Use constant tension on these: go all the way down and touch your chest, but only come up 3/4's of the way. Use a medium weight for 25 reps and get your pecs burning. Then do another set with a little more weight for 20 reps. Next, go up in weight and do a solid set of 12 reps with perfect form. Now we do the championship set. Start with something you believe you can do for 8-10 reps and go to failure. Do not do one single rep with bad form. When your form starts to break, take the weight down significantly and do as many as you can get, again with good form. Then for your last drop, widen your grip and repeat. Your chest should be flat-out on fire.
C) Flat barbell bench press 4 4 R/P
Rest/pause time. Do four rest-pause sets of 6 reps. Lower the bar in a controlled fashion, pause on the chest for 2 seconds and then drive up hard. Use perfect form, but explode out of the bottom.
D) Pec minor dips 3 Failure
This is another exercise that I love for chest. It's a modified version of the classic dip, done for the pec minor. Keep your arms straight and lower your body to a full stretch. Then, raise yourself up by flexing the chest. Remember to keep the arms straight throughout the movement. Watch the video on the right for a demonstration. Try to attach some weight if possible.
Bamboo Bar Bench
Some of you may be familiar with this piece of equipment. Jim Seitzer, one of the few people to ever beat Lee Haney, invented it. Jim is a brilliant guy and invented this fiberglass bar that distributes tension all through the joint through oscillating kinetic energy by hanging weight off it.
This bar can be used for two things: rehab and strength building. The point of it is to engage your stabilizer muscles and make them fire. There are pro teams such as the New England Patriots that use this bar for rehab purposes – it's awesome for rehabbing strained rotator cuffs specifically.
It can also be used to enhance strength. Louie Simmons uses this bar at Westside with his lifters. I used to worry that the bar would break as it's extremely light, but knowing that Louie's guys use it and have never broken one, well, I don't guess I need to worry too much.
Watch in the video below as I do these. The bar is bouncing around and my stabilizers are trying like heck to keep up and steady the weight.
I hope you can appreciate where I'm coming from on chest training. Sometimes we have to "live to fight another day," so I was forced to move away from the exercise sequences outlined in Muscle and Fitness and the other popular muscle mags. Fortunately, my concern for injury led me down a path that I think provided the best results for my chest development.
Again, I would contend that this routine is still very basic in nature; I'm not doing BOSU ball inverted cable crossovers or anything like that.

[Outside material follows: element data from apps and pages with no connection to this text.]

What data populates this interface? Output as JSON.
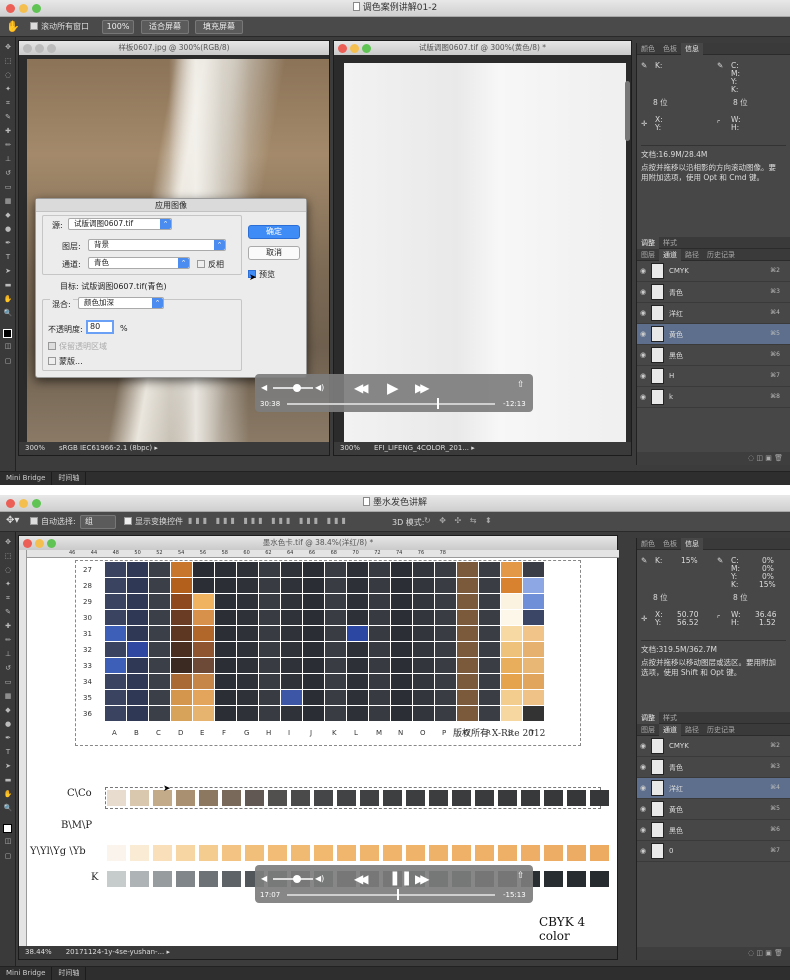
{
  "shot1": {
    "app_title": "调色案例讲解01-2",
    "options": {
      "scroll_all_label": "滚动所有窗口",
      "zoom_btn": "100%",
      "fit_btn": "适合屏幕",
      "fill_btn": "填充屏幕"
    },
    "doc1": {
      "title": "样板0607.jpg @ 300%(RGB/8)",
      "zoom": "300%",
      "profile": "sRGB IEC61966-2.1 (8bpc)"
    },
    "doc2": {
      "title": "试版调图0607.tif @ 300%(黄色/8) *",
      "zoom": "300%",
      "file": "EFI_LIFENG_4COLOR_201..."
    },
    "dialog": {
      "title": "应用图像",
      "source_label": "源:",
      "source_value": "试版调图0607.tif",
      "layer_label": "图层:",
      "layer_value": "背景",
      "channel_label": "通道:",
      "channel_value": "青色",
      "invert_label": "反相",
      "target_label": "目标:",
      "target_value": "试版调图0607.tif(青色)",
      "blend_label": "混合:",
      "blend_value": "颜色加深",
      "opacity_label": "不透明度:",
      "opacity_value": "80",
      "opacity_unit": "%",
      "preserve_label": "保留透明区域",
      "mask_label": "蒙版...",
      "ok": "确定",
      "cancel": "取消",
      "preview": "预览"
    },
    "panel": {
      "tabs": [
        "颜色",
        "色板",
        "信息"
      ],
      "k_label": "K:",
      "c_label": "C:",
      "m_label": "M:",
      "y_label": "Y:",
      "k2_label": "K:",
      "bits1": "8 位",
      "bits2": "8 位",
      "x_label": "X:",
      "y2_label": "Y:",
      "w_label": "W:",
      "h_label": "H:",
      "doc_size": "文档:16.9M/28.4M",
      "hint": "点按并拖移以沿相影的方向滚动图像。要用附加选项，使用 Opt 和 Cmd 键。",
      "adj_tabs": [
        "调整",
        "样式"
      ],
      "chan_tabs": [
        "图层",
        "通道",
        "路径",
        "历史记录"
      ],
      "channels": [
        {
          "name": "CMYK",
          "sc": "⌘2"
        },
        {
          "name": "青色",
          "sc": "⌘3"
        },
        {
          "name": "洋红",
          "sc": "⌘4"
        },
        {
          "name": "黄色",
          "sc": "⌘5"
        },
        {
          "name": "黑色",
          "sc": "⌘6"
        },
        {
          "name": "H",
          "sc": "⌘7"
        },
        {
          "name": "k",
          "sc": "⌘8"
        }
      ],
      "selected_channel": 3
    },
    "player": {
      "elapsed": "30:38",
      "remaining": "-12:13",
      "progress": 0.72,
      "volume": 0.55
    },
    "bridge": [
      "Mini Bridge",
      "时间轴"
    ]
  },
  "shot2": {
    "app_title": "墨水发色讲解",
    "options": {
      "auto_select_label": "自动选择:",
      "auto_select_value": "组",
      "show_transform_label": "显示变换控件",
      "mode_3d": "3D 模式:"
    },
    "doc": {
      "title": "墨水色卡.tif @ 38.4%(洋红/8) *",
      "zoom": "38.44%",
      "file": "20171124-1y-4se-yushan-..."
    },
    "ruler_h": [
      "46",
      "44",
      "48",
      "50",
      "52",
      "54",
      "56",
      "58",
      "60",
      "62",
      "64",
      "66",
      "68",
      "70",
      "72",
      "74",
      "76",
      "78"
    ],
    "row_numbers": [
      "27",
      "28",
      "29",
      "30",
      "31",
      "32",
      "33",
      "34",
      "35",
      "36"
    ],
    "col_letters": [
      "A",
      "B",
      "C",
      "D",
      "E",
      "F",
      "G",
      "H",
      "I",
      "J",
      "K",
      "L",
      "M",
      "N",
      "O",
      "P",
      "Q",
      "R",
      "S",
      "T"
    ],
    "copyright": "版权所有  X-Rite 2012",
    "row_labels": {
      "c": "C\\Co",
      "b": "B\\M\\P",
      "y": "Y\\Yl\\Yg \\Yb",
      "k": "K"
    },
    "caption": "CBYK   4 color",
    "panel": {
      "tabs": [
        "颜色",
        "色板",
        "信息"
      ],
      "k_label": "K:",
      "k_value": "15%",
      "c_label": "C:",
      "c_value": "0%",
      "m_label": "M:",
      "m_value": "0%",
      "y_label": "Y:",
      "y_value": "0%",
      "k2_label": "K:",
      "k2_value": "15%",
      "bits1": "8 位",
      "bits2": "8 位",
      "x_label": "X:",
      "x_value": "50.70",
      "y2_label": "Y:",
      "y2_value": "56.52",
      "w_label": "W:",
      "w_value": "36.46",
      "h_label": "H:",
      "h_value": "1.52",
      "doc_size": "文档:319.5M/362.7M",
      "hint": "点按并拖移以移动图层或选区。要用附加选项，使用 Shift 和 Opt 键。",
      "adj_tabs": [
        "调整",
        "样式"
      ],
      "chan_tabs": [
        "图层",
        "通道",
        "路径",
        "历史记录"
      ],
      "channels": [
        {
          "name": "CMYK",
          "sc": "⌘2"
        },
        {
          "name": "青色",
          "sc": "⌘3"
        },
        {
          "name": "洋红",
          "sc": "⌘4"
        },
        {
          "name": "黄色",
          "sc": "⌘5"
        },
        {
          "name": "黑色",
          "sc": "⌘6"
        },
        {
          "name": "0",
          "sc": "⌘7"
        }
      ],
      "selected_channel": 2
    },
    "player": {
      "elapsed": "17:07",
      "remaining": "-15:13",
      "progress": 0.53,
      "volume": 0.55
    },
    "bridge": [
      "Mini Bridge",
      "时间轴"
    ]
  },
  "colors": {
    "accent": "#3f8cf6",
    "selected_row": "#5d6f8d",
    "panel_bg": "#474747"
  }
}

Just the basics, performed in what I consider the safest, most result-producing fashion. Try it for yourself!